- [ACTIVITY] Examine each line of the data. Copy those that contain the string "this".

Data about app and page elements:
_ _ _ _ _

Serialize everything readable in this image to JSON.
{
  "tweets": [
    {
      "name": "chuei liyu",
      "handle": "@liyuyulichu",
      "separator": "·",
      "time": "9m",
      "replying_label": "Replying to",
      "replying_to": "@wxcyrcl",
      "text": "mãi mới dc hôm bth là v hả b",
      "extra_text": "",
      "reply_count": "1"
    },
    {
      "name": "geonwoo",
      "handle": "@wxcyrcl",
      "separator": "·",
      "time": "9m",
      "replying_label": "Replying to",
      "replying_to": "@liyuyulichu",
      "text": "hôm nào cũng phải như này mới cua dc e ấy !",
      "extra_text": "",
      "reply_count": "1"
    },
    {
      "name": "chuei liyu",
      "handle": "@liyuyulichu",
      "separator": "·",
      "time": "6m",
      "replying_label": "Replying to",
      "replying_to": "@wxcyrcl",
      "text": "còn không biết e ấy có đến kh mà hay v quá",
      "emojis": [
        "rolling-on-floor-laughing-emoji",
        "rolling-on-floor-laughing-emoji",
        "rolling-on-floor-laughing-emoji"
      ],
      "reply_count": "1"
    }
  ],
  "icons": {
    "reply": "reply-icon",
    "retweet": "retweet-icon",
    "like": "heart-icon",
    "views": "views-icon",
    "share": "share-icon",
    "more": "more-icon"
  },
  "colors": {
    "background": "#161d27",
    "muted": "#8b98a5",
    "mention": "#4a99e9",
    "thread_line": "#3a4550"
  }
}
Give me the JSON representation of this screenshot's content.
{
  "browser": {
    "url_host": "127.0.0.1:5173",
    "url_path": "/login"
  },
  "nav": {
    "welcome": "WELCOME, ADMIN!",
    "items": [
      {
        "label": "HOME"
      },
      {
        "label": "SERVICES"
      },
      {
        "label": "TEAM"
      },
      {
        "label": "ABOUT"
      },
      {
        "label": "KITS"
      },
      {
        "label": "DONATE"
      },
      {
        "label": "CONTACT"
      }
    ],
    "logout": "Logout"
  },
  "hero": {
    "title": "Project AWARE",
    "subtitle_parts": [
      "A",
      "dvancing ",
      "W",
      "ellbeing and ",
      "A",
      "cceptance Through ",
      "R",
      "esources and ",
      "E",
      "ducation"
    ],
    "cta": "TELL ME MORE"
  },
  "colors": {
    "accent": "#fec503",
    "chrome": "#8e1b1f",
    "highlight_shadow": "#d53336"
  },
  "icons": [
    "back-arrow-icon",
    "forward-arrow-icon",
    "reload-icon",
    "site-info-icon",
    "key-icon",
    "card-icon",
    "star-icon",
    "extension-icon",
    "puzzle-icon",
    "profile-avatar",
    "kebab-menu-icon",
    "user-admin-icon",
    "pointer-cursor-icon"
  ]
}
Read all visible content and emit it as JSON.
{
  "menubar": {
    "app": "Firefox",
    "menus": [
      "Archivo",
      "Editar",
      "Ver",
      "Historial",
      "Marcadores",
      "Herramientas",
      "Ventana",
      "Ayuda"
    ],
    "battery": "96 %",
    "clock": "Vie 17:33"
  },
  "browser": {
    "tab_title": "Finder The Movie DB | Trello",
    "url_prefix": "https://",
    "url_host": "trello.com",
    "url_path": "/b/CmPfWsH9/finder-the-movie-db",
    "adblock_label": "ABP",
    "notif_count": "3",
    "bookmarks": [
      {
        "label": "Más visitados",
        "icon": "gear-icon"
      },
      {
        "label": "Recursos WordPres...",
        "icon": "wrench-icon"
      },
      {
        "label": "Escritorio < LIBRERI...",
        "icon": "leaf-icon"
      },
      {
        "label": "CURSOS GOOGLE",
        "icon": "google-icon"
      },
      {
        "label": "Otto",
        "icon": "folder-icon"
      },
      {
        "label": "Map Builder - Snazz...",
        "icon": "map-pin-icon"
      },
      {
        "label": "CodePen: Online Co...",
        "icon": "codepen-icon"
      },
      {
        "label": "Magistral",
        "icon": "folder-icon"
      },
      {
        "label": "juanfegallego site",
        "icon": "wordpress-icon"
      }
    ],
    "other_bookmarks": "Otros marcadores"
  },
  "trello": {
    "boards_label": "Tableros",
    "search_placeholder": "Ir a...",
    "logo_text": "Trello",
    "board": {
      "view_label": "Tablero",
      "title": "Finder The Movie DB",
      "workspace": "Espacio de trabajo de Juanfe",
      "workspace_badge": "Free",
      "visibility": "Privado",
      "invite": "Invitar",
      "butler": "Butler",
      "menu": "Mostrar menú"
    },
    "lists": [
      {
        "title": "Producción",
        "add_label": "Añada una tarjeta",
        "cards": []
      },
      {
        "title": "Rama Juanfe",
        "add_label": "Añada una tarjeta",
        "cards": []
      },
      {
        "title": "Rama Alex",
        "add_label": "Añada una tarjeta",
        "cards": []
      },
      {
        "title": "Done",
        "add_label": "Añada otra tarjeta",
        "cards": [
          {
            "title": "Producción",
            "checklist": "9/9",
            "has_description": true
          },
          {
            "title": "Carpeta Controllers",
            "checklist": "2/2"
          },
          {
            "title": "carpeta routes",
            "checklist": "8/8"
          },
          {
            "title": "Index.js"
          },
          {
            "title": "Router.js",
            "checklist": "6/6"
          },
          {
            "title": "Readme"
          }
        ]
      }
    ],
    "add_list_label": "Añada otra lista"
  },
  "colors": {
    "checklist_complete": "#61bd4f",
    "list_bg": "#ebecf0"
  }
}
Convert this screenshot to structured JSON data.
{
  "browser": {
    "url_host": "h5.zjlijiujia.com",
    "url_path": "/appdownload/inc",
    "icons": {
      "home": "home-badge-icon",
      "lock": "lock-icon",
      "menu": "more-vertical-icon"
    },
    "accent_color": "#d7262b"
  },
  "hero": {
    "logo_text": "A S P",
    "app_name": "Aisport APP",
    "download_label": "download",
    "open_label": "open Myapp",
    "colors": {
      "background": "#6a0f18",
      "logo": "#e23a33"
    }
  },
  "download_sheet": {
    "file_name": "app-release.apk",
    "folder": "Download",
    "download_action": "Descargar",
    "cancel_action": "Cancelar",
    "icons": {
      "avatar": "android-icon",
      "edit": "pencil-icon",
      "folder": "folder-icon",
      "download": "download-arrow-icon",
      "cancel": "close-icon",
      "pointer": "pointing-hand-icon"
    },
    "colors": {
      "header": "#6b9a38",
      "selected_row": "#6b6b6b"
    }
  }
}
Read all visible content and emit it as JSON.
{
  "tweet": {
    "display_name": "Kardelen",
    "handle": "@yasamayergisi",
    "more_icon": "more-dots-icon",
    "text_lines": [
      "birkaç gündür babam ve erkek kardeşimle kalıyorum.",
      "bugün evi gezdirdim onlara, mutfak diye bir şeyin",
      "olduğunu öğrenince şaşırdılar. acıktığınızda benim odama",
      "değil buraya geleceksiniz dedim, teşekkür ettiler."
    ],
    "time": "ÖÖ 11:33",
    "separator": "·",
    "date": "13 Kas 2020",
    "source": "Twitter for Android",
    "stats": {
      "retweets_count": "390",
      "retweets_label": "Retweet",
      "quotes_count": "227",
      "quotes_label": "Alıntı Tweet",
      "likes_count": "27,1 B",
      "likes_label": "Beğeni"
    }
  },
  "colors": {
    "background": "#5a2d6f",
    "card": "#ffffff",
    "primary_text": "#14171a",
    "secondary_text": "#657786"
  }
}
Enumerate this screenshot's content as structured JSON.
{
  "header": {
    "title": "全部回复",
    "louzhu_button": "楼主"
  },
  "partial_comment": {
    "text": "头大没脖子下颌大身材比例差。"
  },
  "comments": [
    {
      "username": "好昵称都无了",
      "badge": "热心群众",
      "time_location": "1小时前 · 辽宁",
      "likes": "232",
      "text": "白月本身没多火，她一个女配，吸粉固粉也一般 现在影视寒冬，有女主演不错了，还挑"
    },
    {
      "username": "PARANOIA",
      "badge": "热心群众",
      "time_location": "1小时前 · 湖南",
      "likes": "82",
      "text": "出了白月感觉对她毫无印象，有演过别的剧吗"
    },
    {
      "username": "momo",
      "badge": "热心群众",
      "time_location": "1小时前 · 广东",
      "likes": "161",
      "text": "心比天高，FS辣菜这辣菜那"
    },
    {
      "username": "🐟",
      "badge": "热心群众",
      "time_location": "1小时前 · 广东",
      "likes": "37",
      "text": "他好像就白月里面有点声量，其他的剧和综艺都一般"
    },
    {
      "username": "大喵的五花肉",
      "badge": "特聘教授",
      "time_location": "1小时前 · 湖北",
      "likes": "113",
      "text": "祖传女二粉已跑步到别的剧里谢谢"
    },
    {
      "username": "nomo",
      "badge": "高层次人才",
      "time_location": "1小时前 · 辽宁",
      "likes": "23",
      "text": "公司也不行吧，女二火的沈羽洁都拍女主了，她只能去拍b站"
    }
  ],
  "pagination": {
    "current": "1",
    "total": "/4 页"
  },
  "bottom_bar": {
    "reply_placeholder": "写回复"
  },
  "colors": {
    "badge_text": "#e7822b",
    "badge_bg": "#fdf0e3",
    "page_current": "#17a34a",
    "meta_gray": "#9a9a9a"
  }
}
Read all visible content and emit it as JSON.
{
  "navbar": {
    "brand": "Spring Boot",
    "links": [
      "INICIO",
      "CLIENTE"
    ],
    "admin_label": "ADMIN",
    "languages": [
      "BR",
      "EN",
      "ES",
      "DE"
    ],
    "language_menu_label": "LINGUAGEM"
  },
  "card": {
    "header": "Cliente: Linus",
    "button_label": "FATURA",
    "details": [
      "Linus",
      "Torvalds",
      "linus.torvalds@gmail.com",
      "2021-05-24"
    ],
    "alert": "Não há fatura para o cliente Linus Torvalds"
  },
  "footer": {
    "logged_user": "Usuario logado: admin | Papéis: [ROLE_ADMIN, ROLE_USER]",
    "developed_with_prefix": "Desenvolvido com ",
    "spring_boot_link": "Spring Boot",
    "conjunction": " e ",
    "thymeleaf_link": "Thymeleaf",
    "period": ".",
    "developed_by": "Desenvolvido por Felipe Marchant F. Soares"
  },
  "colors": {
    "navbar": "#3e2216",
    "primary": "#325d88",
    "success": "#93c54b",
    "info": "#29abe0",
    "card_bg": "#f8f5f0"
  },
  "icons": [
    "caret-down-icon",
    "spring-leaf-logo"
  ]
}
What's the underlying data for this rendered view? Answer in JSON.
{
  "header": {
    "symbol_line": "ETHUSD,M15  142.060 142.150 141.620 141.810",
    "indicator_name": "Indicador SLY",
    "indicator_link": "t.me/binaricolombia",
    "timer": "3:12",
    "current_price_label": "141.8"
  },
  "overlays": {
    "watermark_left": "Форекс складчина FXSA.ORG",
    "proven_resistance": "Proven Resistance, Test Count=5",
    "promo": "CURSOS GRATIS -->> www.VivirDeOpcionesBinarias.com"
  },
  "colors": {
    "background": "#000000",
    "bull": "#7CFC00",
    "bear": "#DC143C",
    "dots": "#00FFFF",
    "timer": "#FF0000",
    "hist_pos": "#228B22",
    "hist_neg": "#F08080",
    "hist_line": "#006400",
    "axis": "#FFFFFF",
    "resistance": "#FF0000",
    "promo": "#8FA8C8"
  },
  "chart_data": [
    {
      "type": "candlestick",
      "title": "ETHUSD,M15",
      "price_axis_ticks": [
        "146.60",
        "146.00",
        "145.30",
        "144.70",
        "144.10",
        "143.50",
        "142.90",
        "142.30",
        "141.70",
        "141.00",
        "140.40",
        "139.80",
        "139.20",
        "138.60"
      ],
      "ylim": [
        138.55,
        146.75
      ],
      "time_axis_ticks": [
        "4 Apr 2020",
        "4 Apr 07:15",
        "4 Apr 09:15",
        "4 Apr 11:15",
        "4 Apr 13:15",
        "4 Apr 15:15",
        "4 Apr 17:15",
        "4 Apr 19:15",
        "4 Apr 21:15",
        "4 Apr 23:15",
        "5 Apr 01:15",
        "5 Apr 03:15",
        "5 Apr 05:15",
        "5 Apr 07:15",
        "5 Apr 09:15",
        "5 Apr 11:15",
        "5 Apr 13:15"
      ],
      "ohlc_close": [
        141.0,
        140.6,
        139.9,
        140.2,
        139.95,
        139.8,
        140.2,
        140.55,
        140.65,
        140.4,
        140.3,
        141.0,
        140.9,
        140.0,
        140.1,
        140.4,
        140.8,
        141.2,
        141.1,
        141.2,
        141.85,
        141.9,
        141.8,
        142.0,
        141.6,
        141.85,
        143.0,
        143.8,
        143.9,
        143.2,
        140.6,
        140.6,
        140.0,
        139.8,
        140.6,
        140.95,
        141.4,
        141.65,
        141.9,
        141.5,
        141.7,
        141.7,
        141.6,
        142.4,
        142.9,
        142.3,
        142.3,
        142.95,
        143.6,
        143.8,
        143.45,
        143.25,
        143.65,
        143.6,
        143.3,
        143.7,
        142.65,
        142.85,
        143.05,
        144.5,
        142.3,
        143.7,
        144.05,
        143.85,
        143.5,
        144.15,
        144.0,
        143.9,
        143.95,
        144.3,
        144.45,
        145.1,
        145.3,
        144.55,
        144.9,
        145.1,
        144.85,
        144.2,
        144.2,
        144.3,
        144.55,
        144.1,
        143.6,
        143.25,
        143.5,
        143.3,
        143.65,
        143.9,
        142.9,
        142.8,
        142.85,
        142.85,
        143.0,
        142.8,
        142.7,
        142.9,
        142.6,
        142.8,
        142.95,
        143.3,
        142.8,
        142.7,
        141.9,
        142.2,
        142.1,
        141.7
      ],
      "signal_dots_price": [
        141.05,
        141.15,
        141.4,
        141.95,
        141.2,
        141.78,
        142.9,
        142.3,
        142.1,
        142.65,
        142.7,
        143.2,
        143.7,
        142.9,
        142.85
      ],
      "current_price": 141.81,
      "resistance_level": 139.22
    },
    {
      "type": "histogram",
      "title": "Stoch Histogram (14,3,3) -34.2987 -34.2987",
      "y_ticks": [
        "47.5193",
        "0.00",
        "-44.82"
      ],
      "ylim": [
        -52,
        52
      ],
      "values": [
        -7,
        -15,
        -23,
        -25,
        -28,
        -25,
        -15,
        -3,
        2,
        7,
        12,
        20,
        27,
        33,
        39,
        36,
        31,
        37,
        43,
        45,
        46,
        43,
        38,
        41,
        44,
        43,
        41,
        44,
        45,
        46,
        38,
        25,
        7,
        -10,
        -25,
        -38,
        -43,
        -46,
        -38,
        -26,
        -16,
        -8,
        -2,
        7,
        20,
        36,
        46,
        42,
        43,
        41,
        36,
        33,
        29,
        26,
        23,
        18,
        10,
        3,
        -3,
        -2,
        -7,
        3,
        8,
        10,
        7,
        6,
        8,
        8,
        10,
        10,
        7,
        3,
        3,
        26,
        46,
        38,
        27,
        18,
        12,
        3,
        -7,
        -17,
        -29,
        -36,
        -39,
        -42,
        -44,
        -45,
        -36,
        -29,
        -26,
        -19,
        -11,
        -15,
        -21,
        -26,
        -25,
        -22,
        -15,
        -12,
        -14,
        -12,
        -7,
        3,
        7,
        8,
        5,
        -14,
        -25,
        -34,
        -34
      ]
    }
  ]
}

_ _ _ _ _

- [ANSWER SECTION]
Serialize everything readable in this image to JSON.
Give me the JSON representation of this screenshot's content.
Convert this screenshot to structured JSON data.
Enumerate this screenshot's content as structured JSON.
What's the underlying data for this rendered view? Answer in JSON.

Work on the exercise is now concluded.